  8. Ratcliffe J, Thomas KJ, MacPherson H, et al. A randomised controlled trial of acupuncture care for persistent low back pain: cost effectiveness analysis. BMJ 2006;333:626. doi:10.1136/bmj.38932.806134.7C
  9. Whitehurst DGT, Bryan S, Hay EM, et al. Cost-effectiveness of acupuncture care as an adjunct to exercise-based physical therapy for osteoarthritis of the knee. Phys Ther 2011;91:630–41. doi:10.2522/ptj.20100239
  10. Cummings M. Modellvorhaben Akupunktur–a summary of the ART, ARC and GERAC trials. Acupunct Med 2009;27:26–30. doi:10.1136/aim.2008.000281
  11. Berkovitz S, Cummings M, Perrin C, et al. High Volume Acupuncture Clinic (Hvac) for Chronic Knee Pain – Audit of a Possible Model for Delivery of Acupuncture in the National Health Service. Acupunct Med 2008;26:46–50. doi:10.1136/aim.26.1.46
  12. Freedman J, Richardson M. Setting up an acupuncture knee clinic under Practice Based Commissioning. Acupunct Med 2008;26:183–7. doi:10.1136/aim.26.3.183
  13. White A, Richardson M, Richmond P, et al. Group Acupuncture for Knee Pain: Evaluation of a Cost-Saving Initiative in the Health Service. Acupunct Med 2012;30:170–5. doi:10.1136/acupmed-2012-010151
  14. Cummings M. The Development of Group Acupuncture for Chronic Knee Pain Was All about Providing Frequent Electroacupuncture. Acupunct Med 2012;30:363–4. doi:10.1136/acupmed-2012-010260

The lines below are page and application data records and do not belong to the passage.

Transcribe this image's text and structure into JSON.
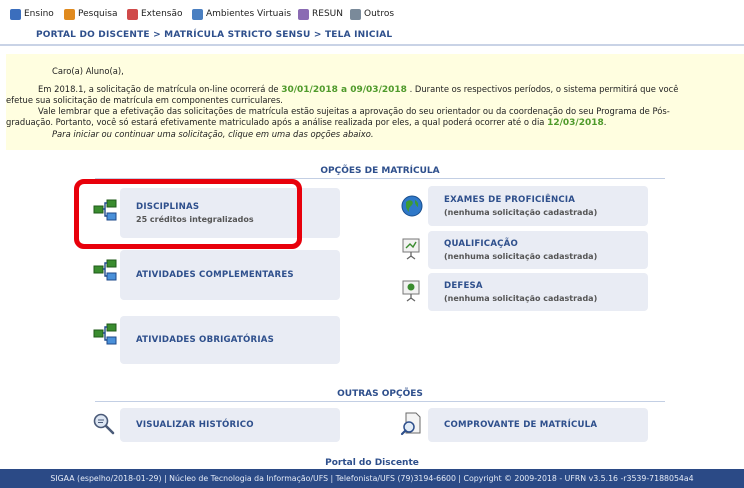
{
  "menu": {
    "items": [
      {
        "label": "Ensino",
        "icon": "ensino-icon",
        "color": "#3b6ebd"
      },
      {
        "label": "Pesquisa",
        "icon": "pesquisa-icon",
        "color": "#e08a1e"
      },
      {
        "label": "Extensão",
        "icon": "extensao-icon",
        "color": "#d04a4a"
      },
      {
        "label": "Ambientes Virtuais",
        "icon": "ambientes-virtuais-icon",
        "color": "#4a7fc1"
      },
      {
        "label": "RESUN",
        "icon": "resun-icon",
        "color": "#8a6bb3"
      },
      {
        "label": "Outros",
        "icon": "outros-icon",
        "color": "#7a8a9a"
      }
    ]
  },
  "breadcrumb": "PORTAL DO DISCENTE > MATRÍCULA STRICTO SENSU > TELA INICIAL",
  "notice": {
    "greeting": "Caro(a) Aluno(a),",
    "line1_pre": "Em 2018.1, a solicitação de matrícula on-line ocorrerá de ",
    "line1_date": "30/01/2018 a 09/03/2018",
    "line1_post": " . Durante os respectivos períodos, o sistema permitirá que você",
    "line2": "efetue sua solicitação de matrícula em componentes curriculares.",
    "line3": "Vale lembrar que a efetivação das solicitações de matrícula estão sujeitas a aprovação do seu orientador ou da coordenação do seu Programa de Pós-",
    "line4_pre": "graduação. Portanto, você só estará efetivamente matriculado após a análise realizada por eles, a qual poderá ocorrer até o dia ",
    "line4_date": "12/03/2018",
    "line4_post": ".",
    "line5": "Para iniciar ou continuar uma solicitação, clique em uma das opções abaixo."
  },
  "opcoes_title": "OPÇÕES DE MATRÍCULA",
  "left_cards": [
    {
      "title": "DISCIPLINAS",
      "sub": "25 créditos integralizados"
    },
    {
      "title": "ATIVIDADES COMPLEMENTARES",
      "sub": ""
    },
    {
      "title": "ATIVIDADES OBRIGATÓRIAS",
      "sub": ""
    }
  ],
  "right_cards": [
    {
      "title": "EXAMES DE PROFICIÊNCIA",
      "sub": "(nenhuma solicitação cadastrada)"
    },
    {
      "title": "QUALIFICAÇÃO",
      "sub": "(nenhuma solicitação cadastrada)"
    },
    {
      "title": "DEFESA",
      "sub": "(nenhuma solicitação cadastrada)"
    }
  ],
  "outras_title": "OUTRAS OPÇÕES",
  "outras": [
    {
      "title": "VISUALIZAR HISTÓRICO"
    },
    {
      "title": "COMPROVANTE DE MATRÍCULA"
    }
  ],
  "footer_label": "Portal do Discente",
  "footer": "SIGAA (espelho/2018-01-29) | Núcleo de Tecnologia da Informação/UFS | Telefonista/UFS (79)3194-6600 | Copyright © 2009-2018 - UFRN v3.5.16 -r3539-7188054a4",
  "colors": {
    "accent": "#2e4f8c",
    "date": "#4f9a2b",
    "highlight": "#e8000b",
    "footer_bg": "#2b4a86"
  }
}
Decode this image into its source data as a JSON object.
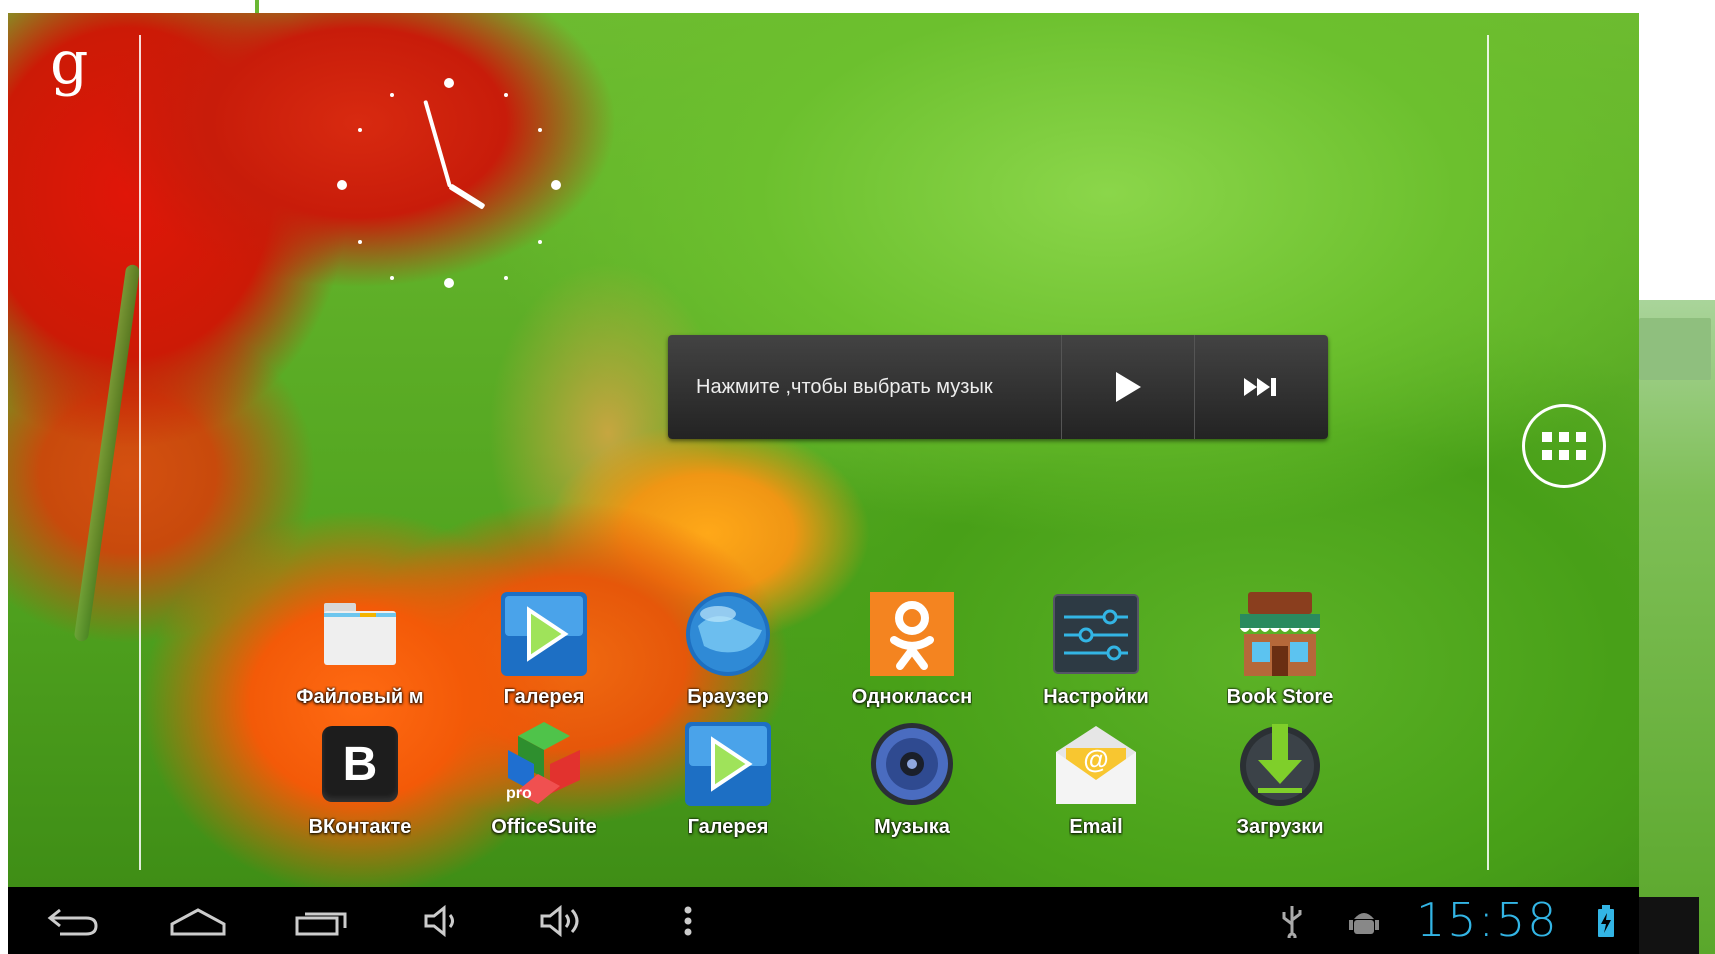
{
  "desktop": {
    "google_search_glyph": "g",
    "clock_widget_icon": "analog-clock-icon"
  },
  "music_widget": {
    "prompt": "Нажмите ,чтобы выбрать музык",
    "play_icon": "play-icon",
    "next_icon": "skip-next-icon"
  },
  "apps_drawer_icon": "all-apps-grid-icon",
  "apps": {
    "row1": [
      {
        "label": "Файловый м",
        "icon": "folder-icon"
      },
      {
        "label": "Галерея",
        "icon": "gallery-play-icon"
      },
      {
        "label": "Браузер",
        "icon": "globe-icon"
      },
      {
        "label": "Одноклассн",
        "icon": "odnoklassniki-icon"
      },
      {
        "label": "Настройки",
        "icon": "settings-sliders-icon"
      },
      {
        "label": "Book Store",
        "icon": "store-icon"
      }
    ],
    "row2": [
      {
        "label": "ВКонтакте",
        "icon": "vk-icon",
        "glyph": "B"
      },
      {
        "label": "OfficeSuite",
        "icon": "officesuite-icon",
        "badge": "pro"
      },
      {
        "label": "Галерея",
        "icon": "gallery-play-icon"
      },
      {
        "label": "Музыка",
        "icon": "speaker-icon"
      },
      {
        "label": "Email",
        "icon": "email-icon",
        "glyph": "@"
      },
      {
        "label": "Загрузки",
        "icon": "download-icon"
      }
    ]
  },
  "navbar": {
    "icons": [
      "back-icon",
      "home-icon",
      "recent-apps-icon",
      "volume-down-icon",
      "volume-up-icon",
      "menu-icon"
    ],
    "status_icons": [
      "usb-icon",
      "android-debug-icon",
      "battery-charging-icon"
    ],
    "time": "15:58"
  },
  "colors": {
    "clock_accent": "#33b5e5",
    "navbar_bg": "#000000",
    "widget_bg": "#2b2b2b"
  }
}
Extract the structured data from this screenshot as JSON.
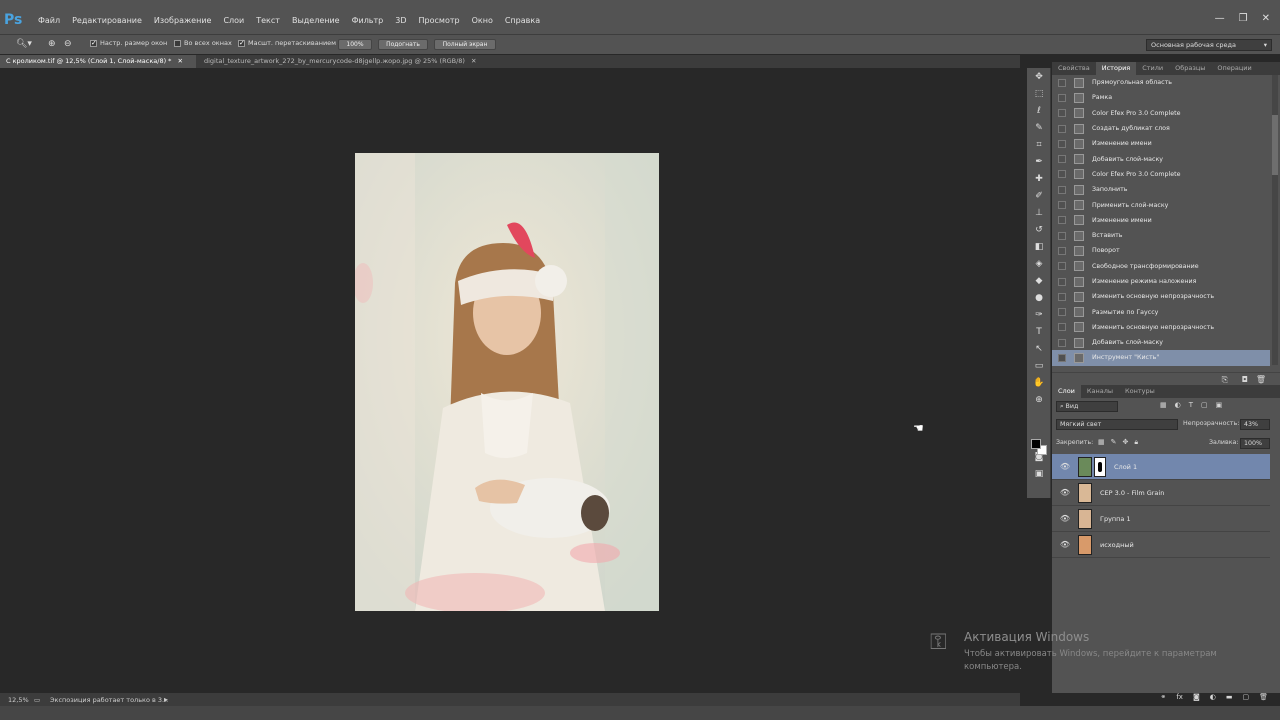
{
  "app": {
    "logo": "Ps"
  },
  "menu": [
    "Файл",
    "Редактирование",
    "Изображение",
    "Слои",
    "Текст",
    "Выделение",
    "Фильтр",
    "3D",
    "Просмотр",
    "Окно",
    "Справка"
  ],
  "window_controls": [
    "—",
    "❐",
    "✕"
  ],
  "options": {
    "resize_windows": "Настр. размер окон",
    "all_windows": "Во всех окнах",
    "scrubby_zoom": "Масшт. перетаскиванием",
    "btn_100": "100%",
    "btn_fit": "Подогнать",
    "btn_fullscreen": "Полный экран",
    "workspace": "Основная рабочая среда"
  },
  "tabs": [
    {
      "label": "С кроликом.tif @ 12,5% (Слой 1, Слой-маска/8) *",
      "close": "✕"
    },
    {
      "label": "digital_texture_artwork_272_by_mercurycode-d8jgellp.жоро.jpg @ 25% (RGB/8)",
      "close": "✕"
    }
  ],
  "status": {
    "zoom": "12,5%",
    "message": "Экспозиция работает только в 3..."
  },
  "history_panel": {
    "tabs": [
      "Свойства",
      "История",
      "Стили",
      "Образцы",
      "Операции"
    ],
    "active_tab": "История",
    "items": [
      "Прямоугольная область",
      "Рамка",
      "Color Efex Pro 3.0 Complete",
      "Создать дубликат слоя",
      "Изменение имени",
      "Добавить слой-маску",
      "Color Efex Pro 3.0 Complete",
      "Заполнить",
      "Применить слой-маску",
      "Изменение имени",
      "Вставить",
      "Поворот",
      "Свободное трансформирование",
      "Изменение режима наложения",
      "Изменить основную непрозрачность",
      "Размытие по Гауссу",
      "Изменить основную непрозрачность",
      "Добавить слой-маску",
      "Инструмент \"Кисть\""
    ],
    "selected_index": 18
  },
  "layers_panel": {
    "tabs": [
      "Слои",
      "Каналы",
      "Контуры"
    ],
    "active_tab": "Слои",
    "filter": "Вид",
    "blend_mode": "Мягкий свет",
    "opacity_label": "Непрозрачность:",
    "opacity_value": "43%",
    "lock_label": "Закрепить:",
    "fill_label": "Заливка:",
    "fill_value": "100%",
    "layers": [
      {
        "name": "Слой 1",
        "selected": true,
        "has_mask": true
      },
      {
        "name": "CEP 3.0 - Film Grain",
        "selected": false,
        "has_mask": false
      },
      {
        "name": "Группа 1",
        "selected": false,
        "has_mask": false
      },
      {
        "name": "исходный",
        "selected": false,
        "has_mask": false
      }
    ]
  },
  "watermark": {
    "title": "Активация Windows",
    "text": "Чтобы активировать Windows, перейдите к параметрам компьютера."
  },
  "colors": {
    "selection_history": "#7f8fa9",
    "selection_layer": "#7287ad",
    "panel_bg": "#535353",
    "canvas_bg": "#282828"
  }
}
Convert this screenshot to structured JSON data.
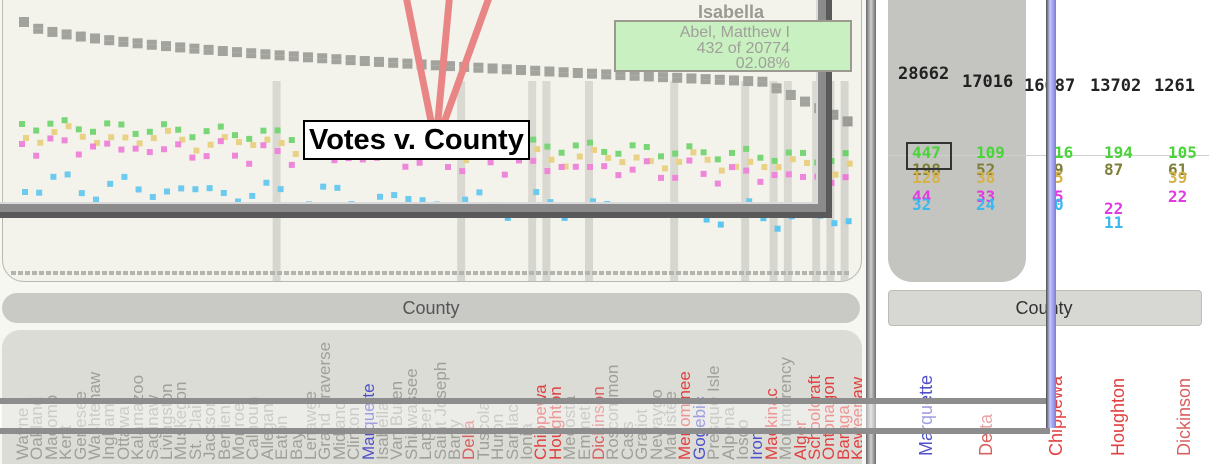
{
  "plot": {
    "axis_title": "County",
    "tooltip_label": "Votes v. County",
    "hover_box": {
      "county": "Isabella",
      "candidate": "Abel, Matthew I",
      "votes_line": "432 of 20774",
      "percent": "02.08%"
    },
    "series_colors": {
      "gray_totals": "#9a9a96",
      "green": "#6ad36a",
      "yellow": "#e8cf7a",
      "pink": "#ee7ad8",
      "cyan": "#5cc6ee",
      "red_lines": "#e87a7a"
    },
    "left_counties": [
      {
        "name": "Wayne",
        "color": "#a0a09a"
      },
      {
        "name": "Oakland",
        "color": "#a0a09a"
      },
      {
        "name": "Macomb",
        "color": "#a0a09a"
      },
      {
        "name": "Kent",
        "color": "#a0a09a"
      },
      {
        "name": "Genesee",
        "color": "#a0a09a"
      },
      {
        "name": "Washtenaw",
        "color": "#a0a09a"
      },
      {
        "name": "Ingham",
        "color": "#a0a09a"
      },
      {
        "name": "Ottawa",
        "color": "#a0a09a"
      },
      {
        "name": "Kalamazoo",
        "color": "#a0a09a"
      },
      {
        "name": "Saginaw",
        "color": "#a0a09a"
      },
      {
        "name": "Livingston",
        "color": "#a0a09a"
      },
      {
        "name": "Muskegon",
        "color": "#a0a09a"
      },
      {
        "name": "St. Clair",
        "color": "#a0a09a"
      },
      {
        "name": "Jackson",
        "color": "#a0a09a"
      },
      {
        "name": "Berrien",
        "color": "#a0a09a"
      },
      {
        "name": "Monroe",
        "color": "#a0a09a"
      },
      {
        "name": "Calhoun",
        "color": "#a0a09a"
      },
      {
        "name": "Allegan",
        "color": "#a0a09a"
      },
      {
        "name": "Eaton",
        "color": "#a0a09a"
      },
      {
        "name": "Bay",
        "color": "#a0a09a"
      },
      {
        "name": "Lenawee",
        "color": "#a0a09a"
      },
      {
        "name": "Grand Traverse",
        "color": "#a0a09a"
      },
      {
        "name": "Midland",
        "color": "#a0a09a"
      },
      {
        "name": "Clinton",
        "color": "#a0a09a"
      },
      {
        "name": "Marquette",
        "color": "#5050c8"
      },
      {
        "name": "Isabella",
        "color": "#a0a09a"
      },
      {
        "name": "Van Buren",
        "color": "#a0a09a"
      },
      {
        "name": "Shiawassee",
        "color": "#a0a09a"
      },
      {
        "name": "Lapeer",
        "color": "#a0a09a"
      },
      {
        "name": "Saint Joseph",
        "color": "#a0a09a"
      },
      {
        "name": "Barry",
        "color": "#a0a09a"
      },
      {
        "name": "Delta",
        "color": "#d86060"
      },
      {
        "name": "Tuscola",
        "color": "#a0a09a"
      },
      {
        "name": "Huron",
        "color": "#a0a09a"
      },
      {
        "name": "Sanilac",
        "color": "#a0a09a"
      },
      {
        "name": "Ionia",
        "color": "#a0a09a"
      },
      {
        "name": "Chippewa",
        "color": "#e04040"
      },
      {
        "name": "Houghton",
        "color": "#e04040"
      },
      {
        "name": "Mecosta",
        "color": "#a0a09a"
      },
      {
        "name": "Emmet",
        "color": "#a0a09a"
      },
      {
        "name": "Dickinson",
        "color": "#d86060"
      },
      {
        "name": "Roscommon",
        "color": "#a0a09a"
      },
      {
        "name": "Cass",
        "color": "#a0a09a"
      },
      {
        "name": "Gratiot",
        "color": "#a0a09a"
      },
      {
        "name": "Newaygo",
        "color": "#a0a09a"
      },
      {
        "name": "Manistee",
        "color": "#a0a09a"
      },
      {
        "name": "Menominee",
        "color": "#e04040"
      },
      {
        "name": "Gogebic",
        "color": "#5050c8"
      },
      {
        "name": "Presque Isle",
        "color": "#a0a09a"
      },
      {
        "name": "Alpena",
        "color": "#a0a09a"
      },
      {
        "name": "Iosco",
        "color": "#a0a09a"
      },
      {
        "name": "Iron",
        "color": "#5050c8"
      },
      {
        "name": "Mackinac",
        "color": "#e04040"
      },
      {
        "name": "Montmorency",
        "color": "#a0a09a"
      },
      {
        "name": "Alger",
        "color": "#e04040"
      },
      {
        "name": "Schoolcraft",
        "color": "#e04040"
      },
      {
        "name": "Ontonagon",
        "color": "#e04040"
      },
      {
        "name": "Baraga",
        "color": "#e04040"
      },
      {
        "name": "Keweenaw",
        "color": "#e04040"
      }
    ]
  },
  "right": {
    "totals": [
      "28662",
      "17016",
      "16087",
      "13702",
      "1261"
    ],
    "axis_title": "County",
    "counties": [
      {
        "name": "Marquette",
        "color": "#5050c8"
      },
      {
        "name": "Delta",
        "color": "#d86060"
      },
      {
        "name": "Chippewa",
        "color": "#e04040"
      },
      {
        "name": "Houghton",
        "color": "#e04040"
      },
      {
        "name": "Dickinson",
        "color": "#d86060"
      }
    ],
    "columns": [
      {
        "green": "447",
        "olive": "198",
        "gold": "128",
        "purple": "44",
        "blue": "32"
      },
      {
        "green": "109",
        "olive": "52",
        "gold": "38",
        "purple": "33",
        "blue": "24"
      },
      {
        "green": "16",
        "olive": "9",
        "gold": "5",
        "purple": "5",
        "blue": "0"
      },
      {
        "green": "194",
        "olive": "87",
        "gold": "",
        "purple": "22",
        "blue": "11"
      },
      {
        "green": "105",
        "olive": "61",
        "gold": "39",
        "purple": "22",
        "blue": ""
      }
    ]
  }
}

  15. Harris RE, Tian X, Williams DA, et al. Treatment of Fibromyalgia with Formula Acupuncture: Investigation of Needle Placement, Needle Stimulation, and Treatment Frequency. J Altern Complement Med 2005;11:663–71. doi:10.1089/acm.2005.11.663
  16. Fais RS, Reis GM, Silveira JWS, et al. Amitriptyline prolongs the antihyperalgesic effect of 2- or 100-Hz electro-acupuncture in a rat model of post-incision pain. Eur J Pain 2012;16:666–75. doi:10.1002/j.1532-2149.2011.00034.x
  17. Fais RS, Reis GM, Rossaneis AC, et al. Amitriptyline converts non-responders into responders to low-frequency electroacupuncture-induced analgesia in rats. Life Sci 2012;91:14–9. doi:10.1016/j.lfs.2012.05.009
  18. Li C, Ji BU, Kim Y, et al. Electroacupuncture Enhances the Antiallodynic and Antihyperalgesic Effects of Milnacipran in Neuropathic Rats. Anesth Analg 2016;122:1654–62. doi:10.1213/ANE.0000000000001212
  19. Cummings M. Western Medical Acupuncture – The Approach to Treatment. In: Filshie J, White A, Cummings M, eds. Medical Acupuncture – A Western Scientific Approach. London: : Elsevier 2016. 100–24.
  20. Dijkstra K, Pieterse M, Pruyn A. Physical environmental stimuli that turn healthcare facilities into healing environments through psychologically mediated effects: systematic review. J Adv Nurs 2006;56:166–81. doi:10.1111/j.1365-2648.2006.03990.x
  21. Biley F. The effects on patient well‐being of music listening as a nursing intervention: a review of the literature. J Clin Nurs 2000;:668–77.